DOJ to investigate Minneapolis police

U.S. Attorney General Merrick Garland on Wednesday launched a sweeping investigation into the Minneapolis Police Department.

"The investigation I am announcing today will assess whether the Minneapolis Police Department engages in a pattern or practice of using excessive force, including during protests."

The probe comes a day after a jury convicted former Minneapolis police officer Derek Chauvin of murder in the deadly arrest of George Floyd.

"Yesterday's verdict in the state criminal trial does not address potentially systemic policing issues in Minneapolis."

Garland said investigators from the Justice Department's civil rights division and the U.S. Attorney's office in Minneapolis would lead the probe, looking at how the department uses force, trains officers, disciplines cops, and responds to civil unrest.

Civil rights groups cheered outside a Minneapolis courthouse yesterday Tuesday after a jury found Chauvin guilty on all counts relating to the death of 46-year-old Floyd.

Bystander video showed Chauvin driving his knee into Floyd's neck as he lay pinned, handcuffed, and pleading for his life for more than nine minutes in May last year.

Chauvin's conviction was a milestone in the fraught racial history of the United States and a rebuke of law enforcement's treatment of African-Americans.

President Joe Biden called the verdict a "giant step" toward justice in the United States.

“No one should be above the law. And today's verdict sends that message. But it's not enough."

The MPD probe is Garland's first major action as attorney general after Biden vowed to address systemic racism in the United States.

The White House on Wednesday said Biden would use an address to a joint session of Congress next week to push for police reform legislation.

Video Transcript

MERRICK GARLAND: Like so many of you, I have closely watched the events in Minnesota.

- US Attorney General Merrick Garland, on Wednesday, launched a sweeping investigation into the Minneapolis Police Department.

MERRICK GARLAND: The investigation I am announcing today will assess whether the Minneapolis Police Department engages in a pattern or practice of using excessive force, including during protests.

- The probe comes a day after a jury convicted former Minneapolis police officer, Derek Chauvin, of murder in the deadly arrest of George Floyd.

MERRICK GARLAND: Yesterday's verdict in the State criminal trial does not address potentially systemic policing issues in Minneapolis.

- Garland said investigators from the Justice Department's Civil Rights Division and the US Attorney's Office in Minneapolis would lead the probe, looking at how the Department uses force, trains officers, disciplined cops, and responds to civil unrest.

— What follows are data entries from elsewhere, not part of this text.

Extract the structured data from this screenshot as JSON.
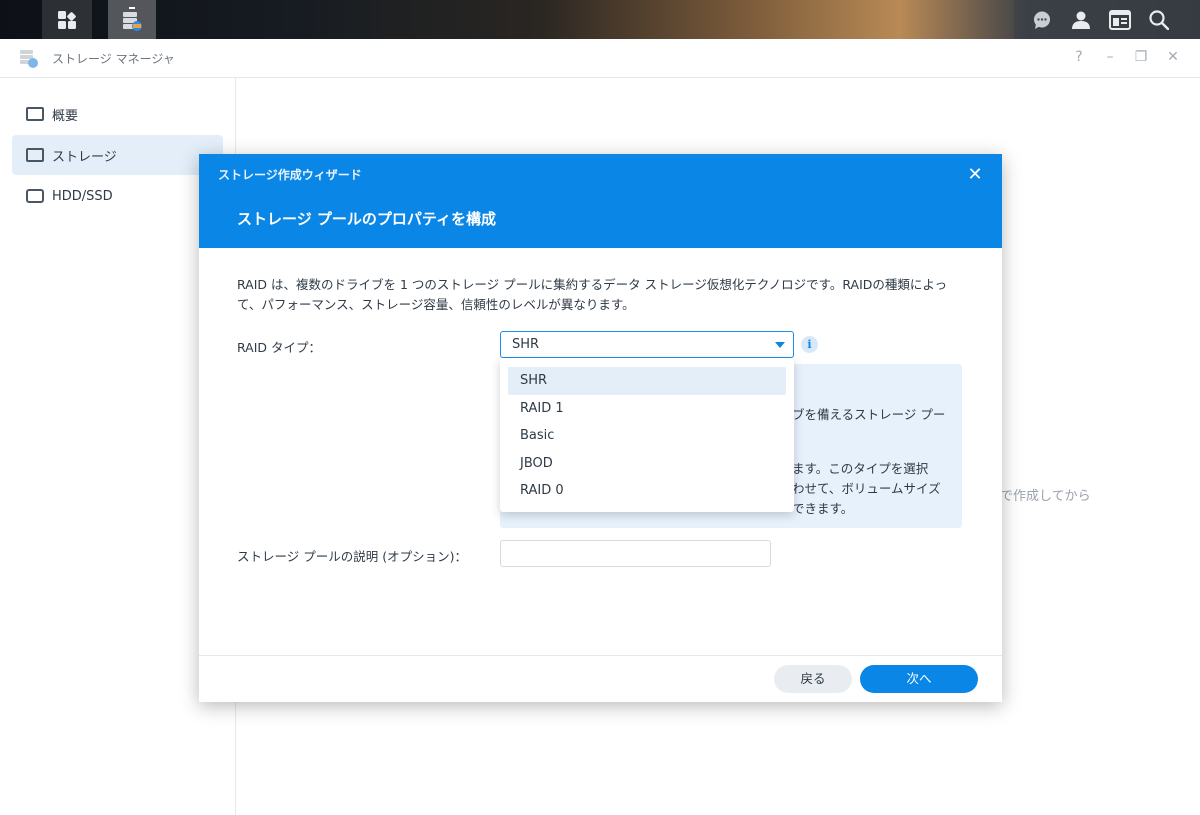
{
  "taskbar": {
    "icons": [
      "apps-grid-icon",
      "storage-manager-icon",
      "chat-icon",
      "user-icon",
      "widget-icon",
      "search-icon"
    ]
  },
  "window": {
    "title": "ストレージ マネージャ",
    "controls": {
      "help": "?",
      "minimize": "–",
      "restore": "❐",
      "close": "✕"
    }
  },
  "sidebar": {
    "items": [
      {
        "label": "概要",
        "icon": "overview-icon",
        "active": false
      },
      {
        "label": "ストレージ",
        "icon": "storage-icon",
        "active": true
      },
      {
        "label": "HDD/SSD",
        "icon": "disk-icon",
        "active": false
      }
    ]
  },
  "background_hint": "で作成してから",
  "dialog": {
    "wizard_label": "ストレージ作成ウィザード",
    "close": "✕",
    "title": "ストレージ プールのプロパティを構成",
    "description": "RAID は、複数のドライブを 1 つのストレージ プールに集約するデータ ストレージ仮想化テクノロジです。RAIDの種類によって、パフォーマンス、ストレージ容量、信頼性のレベルが異なります。",
    "raid_label": "RAID タイプ：",
    "raid_selected": "SHR",
    "raid_options": [
      "SHR",
      "RAID 1",
      "Basic",
      "JBOD",
      "RAID 0"
    ],
    "info_fragments": [
      "ブを備えるストレージ プー",
      "ます。このタイプを選択",
      "わせて、ボリュームサイズ",
      "できます。"
    ],
    "desc_label": "ストレージ プールの説明 (オプション)：",
    "desc_value": "",
    "back_label": "戻る",
    "next_label": "次へ"
  }
}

CROWD: [INAUDIBLE].

Civil rights groups cheered outside a Minneapolis courthouse Tuesday after a jury found Chauvin guilty on all counts relating to the death of 46-year-old Floyd. Bystander videos showed Chauvin driving his knee into Floyd's neck, as he lay pinned, handcuffed and pleading for his life for more than 9 minutes in May of last year.

GEORGE FLOYD: I can't breathe. I can't breathe.

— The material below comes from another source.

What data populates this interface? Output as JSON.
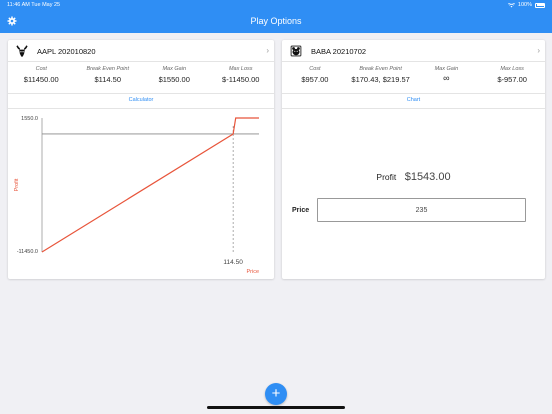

- Chauvin's conviction was a milestone in the fraught racial history of the United States and a rebuke of law enforcement's treatment of African Americans.

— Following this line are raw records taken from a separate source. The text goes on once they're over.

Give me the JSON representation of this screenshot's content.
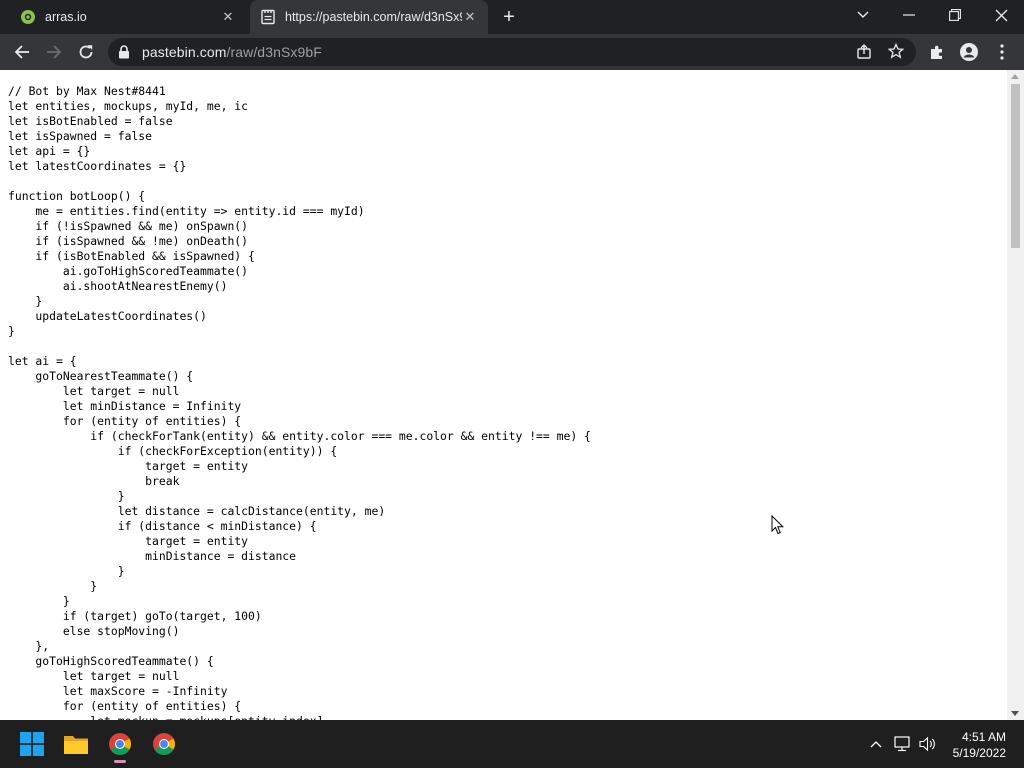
{
  "browser": {
    "tabs": [
      {
        "title": "arras.io",
        "active": false
      },
      {
        "title": "https://pastebin.com/raw/d3nSx9",
        "active": true
      }
    ],
    "address": {
      "host": "pastebin.com",
      "path": "/raw/d3nSx9bF"
    }
  },
  "icons": {
    "tab1_favicon": "arras-favicon-icon",
    "tab2_favicon": "pastebin-favicon-icon",
    "tab_close": "close-icon",
    "new_tab": "plus-icon",
    "tab_search": "chevron-down-icon",
    "minimize": "minimize-icon",
    "restore": "restore-icon",
    "close_window": "close-icon",
    "back": "back-arrow-icon",
    "forward": "forward-arrow-icon",
    "reload": "reload-icon",
    "lock": "lock-icon",
    "share": "share-icon",
    "bookmark": "star-icon",
    "extensions": "puzzle-icon",
    "profile": "profile-icon",
    "menu": "kebab-menu-icon"
  },
  "code": "// Bot by Max Nest#8441\nlet entities, mockups, myId, me, ic\nlet isBotEnabled = false\nlet isSpawned = false\nlet api = {}\nlet latestCoordinates = {}\n\nfunction botLoop() {\n    me = entities.find(entity => entity.id === myId)\n    if (!isSpawned && me) onSpawn()\n    if (isSpawned && !me) onDeath()\n    if (isBotEnabled && isSpawned) {\n        ai.goToHighScoredTeammate()\n        ai.shootAtNearestEnemy()\n    }\n    updateLatestCoordinates()\n}\n\nlet ai = {\n    goToNearestTeammate() {\n        let target = null\n        let minDistance = Infinity\n        for (entity of entities) {\n            if (checkForTank(entity) && entity.color === me.color && entity !== me) {\n                if (checkForException(entity)) {\n                    target = entity\n                    break\n                }\n                let distance = calcDistance(entity, me)\n                if (distance < minDistance) {\n                    target = entity\n                    minDistance = distance\n                }\n            }\n        }\n        if (target) goTo(target, 100)\n        else stopMoving()\n    },\n    goToHighScoredTeammate() {\n        let target = null\n        let maxScore = -Infinity\n        for (entity of entities) {\n            let mockup = mockups[entity.index]",
  "taskbar": {
    "apps": [
      "windows-start-icon",
      "file-explorer-icon",
      "chrome-icon",
      "chrome-icon"
    ],
    "time": "4:51 AM",
    "date": "5/19/2022"
  },
  "colors": {
    "tab_bg": "#202124",
    "toolbar_bg": "#35363a",
    "page_bg": "#ffffff"
  }
}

- With the verdict today, I feel like a weight has lifted off my shoulders, but I know the work is not done.

JOE BIDEN: It was a murder in full light of day.

- President Joe Biden called the verdict a giant step toward justice in the United States.

JOE BIDEN: No one should be above the law, and today's verdict sends that message. But it's not enough.

- The NPD probe is Garland's first major action as attorney general after Biden vowed to address systemic racism in the United States.

JOE BIDEN: This can be a moment of significant change.

- The White House, on Wednesday, said Biden would use an address to a joint session of Congress next week to push for police reform legislation.